Capacitors work without problems, but sometimes they encounter power failures or malfunctions. If the problem is noise, then there is a simple solution, just add more capacitors. But if that doesn’t work out, what went wrong?

The root of the problem is that we take capacitors for granted as ideal devices, but they are not. These unexpected results are due to internal resistance, or equivalent series resistance (ESR). Capacitors have limited internal resistance due to the materials of their internal construction. There is also the equivalent inductance (ESL).

Different types of capacitors have different ESR ranges. For example, electrolytic capacitors generally have higher ESR than ceramic capacitors. In many applications today, obtaining the equivalent resistance of a capacitor has also become one of the important design factors. In this post we will use a NE555 timer and a transistor to measure the ESR of the capacitor.

**Capacitor ESR measurement**

ESR measurement looks very simple. The resistance can be calculated by applying a constant current and measuring the voltage drop of the device.

What if we apply a constant current to the capacitor? The voltage increases linearly and the final value is set to the input voltage. Such a value is useless for calculating the ESR.

At this time we have to think about a sentence we heard in school-“Capacitors block DC and AC”

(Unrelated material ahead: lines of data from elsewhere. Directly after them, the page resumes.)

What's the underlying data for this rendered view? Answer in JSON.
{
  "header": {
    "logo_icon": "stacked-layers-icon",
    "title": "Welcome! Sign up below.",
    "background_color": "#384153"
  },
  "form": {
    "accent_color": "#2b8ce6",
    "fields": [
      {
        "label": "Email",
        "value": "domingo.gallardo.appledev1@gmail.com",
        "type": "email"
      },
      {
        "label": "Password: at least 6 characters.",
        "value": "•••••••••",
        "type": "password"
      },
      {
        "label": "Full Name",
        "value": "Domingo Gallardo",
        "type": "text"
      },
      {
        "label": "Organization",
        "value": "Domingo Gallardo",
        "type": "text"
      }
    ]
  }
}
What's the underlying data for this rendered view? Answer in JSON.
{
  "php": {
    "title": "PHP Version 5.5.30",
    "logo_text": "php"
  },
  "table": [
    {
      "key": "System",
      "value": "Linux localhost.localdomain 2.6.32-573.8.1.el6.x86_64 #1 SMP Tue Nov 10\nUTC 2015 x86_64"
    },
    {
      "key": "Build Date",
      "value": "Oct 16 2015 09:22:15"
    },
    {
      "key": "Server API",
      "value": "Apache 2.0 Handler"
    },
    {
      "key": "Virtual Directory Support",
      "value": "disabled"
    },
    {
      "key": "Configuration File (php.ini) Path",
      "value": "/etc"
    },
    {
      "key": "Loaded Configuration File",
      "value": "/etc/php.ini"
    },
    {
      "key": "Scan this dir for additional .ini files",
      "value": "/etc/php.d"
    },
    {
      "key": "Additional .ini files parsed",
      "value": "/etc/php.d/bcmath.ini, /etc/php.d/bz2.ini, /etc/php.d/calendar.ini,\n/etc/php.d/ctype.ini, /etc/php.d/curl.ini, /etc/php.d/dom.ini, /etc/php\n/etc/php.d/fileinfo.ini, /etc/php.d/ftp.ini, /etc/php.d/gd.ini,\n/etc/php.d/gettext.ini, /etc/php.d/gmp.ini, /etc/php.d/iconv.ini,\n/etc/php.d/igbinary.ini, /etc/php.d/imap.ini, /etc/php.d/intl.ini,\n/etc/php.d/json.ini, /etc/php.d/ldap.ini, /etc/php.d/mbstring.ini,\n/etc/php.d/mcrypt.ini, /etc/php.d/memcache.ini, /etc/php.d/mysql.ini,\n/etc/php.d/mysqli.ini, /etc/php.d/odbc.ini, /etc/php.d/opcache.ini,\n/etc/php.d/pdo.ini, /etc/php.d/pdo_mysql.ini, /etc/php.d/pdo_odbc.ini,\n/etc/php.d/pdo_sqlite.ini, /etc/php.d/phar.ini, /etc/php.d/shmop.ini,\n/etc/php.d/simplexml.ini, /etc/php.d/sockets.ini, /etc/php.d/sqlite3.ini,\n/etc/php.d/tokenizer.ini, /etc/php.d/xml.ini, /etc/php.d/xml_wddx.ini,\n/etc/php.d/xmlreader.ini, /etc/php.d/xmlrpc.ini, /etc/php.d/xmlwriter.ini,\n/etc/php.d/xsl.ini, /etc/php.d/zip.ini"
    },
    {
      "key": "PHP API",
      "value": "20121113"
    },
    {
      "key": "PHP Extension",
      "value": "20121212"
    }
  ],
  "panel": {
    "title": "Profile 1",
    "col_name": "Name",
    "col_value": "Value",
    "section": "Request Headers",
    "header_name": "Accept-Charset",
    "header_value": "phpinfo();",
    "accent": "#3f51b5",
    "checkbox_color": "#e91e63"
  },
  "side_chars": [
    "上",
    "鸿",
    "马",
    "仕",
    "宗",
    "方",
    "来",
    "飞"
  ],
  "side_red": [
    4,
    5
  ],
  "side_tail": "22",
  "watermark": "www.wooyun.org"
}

after simplification. We can understand capacitors as short circuits at high frequencies, and the capacitive part is cut off from the circuit , and the rest the voltage is applied to the internal resistor.

The advantage of this method is that if we know the internal resistance of the signal source, we don’t need to know how much the current value is, because the ESR and the internal resistance of the signal source form a voltage divider. Its resistance value ratio and voltage ratio can be obtained by knowing three parameters. Know the remaining parameter.

We use an oscilloscope to measure the waveforms on the input and capacitance.

**Required Components**

- Oscilloscope
- NE555 timer with high frequency is recommended.
- 100kΩ potentiometer-used to adjust frequency
- 1nF capacitor
- 10uF ceramic capacitor- decoupling
- BC548 NPN transistor
- BC558 PNP transistor
- 560Ω resistor
- 47Ω output resistance-you can choose this resistor
**in**range of 10Ω to 100Ω

The ESR measurement circuit can be divided into two parts, the 555 timer and the output stage.

1- The NE555 timer is a conventional astable Multi-vibrator oscillator , may generate hundreds of kHz square wave. At this frequency, almost all capacitors are equivalent to short circuits. A 100kΩ potentiometer allows us to get the lowest possible voltage on the capacitor.

2- Power stage: We can connect the capacitor directly to the NE555 timer, but then we should know the precise output impedance.

To solve this problem, we use a push-pull output stage and a series resistor here. This resistor is used to provide the output impedance. The following picture is the ESR measurement circuit.

**Calculation of capacitor ESR**

From the voltage divider equation we can get the following equation:

ESR = (VCAP * ROUTPUT) / (VOUTPUT – VCAP)

where ESR is the internal resistance of the capacitor and VCAP is the signal voltage between the capacitors (measured at CAP + point) ), ROUTPUT is the output resistance (47Ω) of the power stage, and VOUTPUT is the output signal voltage measured at point A.